Acts 20:32 Parallel Verses [⇓ See commentary ⇓]

Acts 20:32, NIV: "Now I commit you to God and to the word of his grace, which can build you up and give you an inheritance among all those who are sanctified."

Acts 20:32, ESV: "And now I commend you to God and to the word of his grace, which is able to build you up and to give you the inheritance among all those who are sanctified."

Acts 20:32, KJV: "And now, brethren, I commend you to God, and to the word of his grace, which is able to build you up, and to give you an inheritance among all them which are sanctified."

Acts 20:32, NASB: "And now I entrust you to God and to the word of His grace, which is able to build you up and to give you the inheritance among all those who are sanctified."

Acts 20:32, NLT: "'And now I entrust you to God and the message of his grace that is able to build you up and give you an inheritance with all those he has set apart for himself."

Acts 20:32, CSB: ""And now I commit you to God and to the word of his grace, which is able to build you up and to give you an inheritance among all who are sanctified."

What does Acts 20:32 mean? [⇑ See verse text ⇑]

On his way home from his second missionary journey (Acts 18:19–21), Paul spent a very brief time in Ephesus.
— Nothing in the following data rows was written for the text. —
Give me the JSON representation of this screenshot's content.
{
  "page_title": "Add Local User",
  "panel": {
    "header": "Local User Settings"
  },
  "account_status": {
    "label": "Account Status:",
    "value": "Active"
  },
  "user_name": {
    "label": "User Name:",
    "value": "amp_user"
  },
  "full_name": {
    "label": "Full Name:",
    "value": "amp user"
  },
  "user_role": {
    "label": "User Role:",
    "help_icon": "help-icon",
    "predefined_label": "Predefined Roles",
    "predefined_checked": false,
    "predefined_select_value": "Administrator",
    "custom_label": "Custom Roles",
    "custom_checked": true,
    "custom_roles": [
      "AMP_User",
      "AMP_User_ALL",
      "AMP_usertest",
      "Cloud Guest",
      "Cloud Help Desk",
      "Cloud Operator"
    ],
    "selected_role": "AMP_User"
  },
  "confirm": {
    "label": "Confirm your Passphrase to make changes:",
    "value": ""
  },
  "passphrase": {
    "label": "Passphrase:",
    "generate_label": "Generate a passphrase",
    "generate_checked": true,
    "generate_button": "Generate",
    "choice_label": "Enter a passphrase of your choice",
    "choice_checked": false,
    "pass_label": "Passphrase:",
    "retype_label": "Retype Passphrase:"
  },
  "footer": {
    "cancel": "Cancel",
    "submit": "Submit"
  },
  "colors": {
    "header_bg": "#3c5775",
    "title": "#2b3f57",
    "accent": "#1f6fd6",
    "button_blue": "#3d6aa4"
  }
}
In his second visit, he stayed three years (Acts 20:31). Now, on the way back from his third trip, his schedule is so tight he invites the elders of the church to meet him in Miletus (Acts 20:16–17).

He warns them their church will face attacks by "fierce wolves" (Acts 20:29): false teachers "speaking twisted things, to draw away the disciples after them" (Acts 20:30). He reminds them how passionately he admonished the church to keep their faith in Christ (Acts 20:31).

The Holy Spirit has already told Paul he will be imprisoned when he reaches Jerusalem. He will never see these elders again (Acts 20:22–25). He will not be able to meet with them and answer their questions in person. He will not be able to stand with them and pray against the warfare they will face. He can, however, give them to God. God will provide what they need to stand strong against their enemies (Ephesians 6:11).

Ultimately, the inheritance of the believer is the right to be a child of God: to be reconciled with our heavenly Father and live with Him for eternity (Ephesians 1:11–14). Peter explains that the hardships the Ephesian elders—and all believers—face are to test our faith: to both strengthen it and reveal it to ourselves. He says our inheritance is "imperishable, undefiled, and unfading." We cannot lose it (1 Peter 1:3–7). We will share in God's glory (Romans 8:17). We will live forever in paradise with no tears, death, or mourning (Revelation 21:4).

"Those who are sanctified" refer to those who are saved. The Bible describes three stages of sanctification. When we are saved, we receive positional sanctification: we are forgiven, and no one can take our salvation away from us. Throughout our lives, as we become more spiritually mature and Christlike, we experience progressive sanctification. Upon death, when we receive our glorified bodies and are no longer subject to sin, we will have ultimate sanctification. God's grace sanctifies us; we can neither save ourselves nor perform good works under our own power (Ephesians 2:8–10). Paul knows that God will do this for the Ephesians.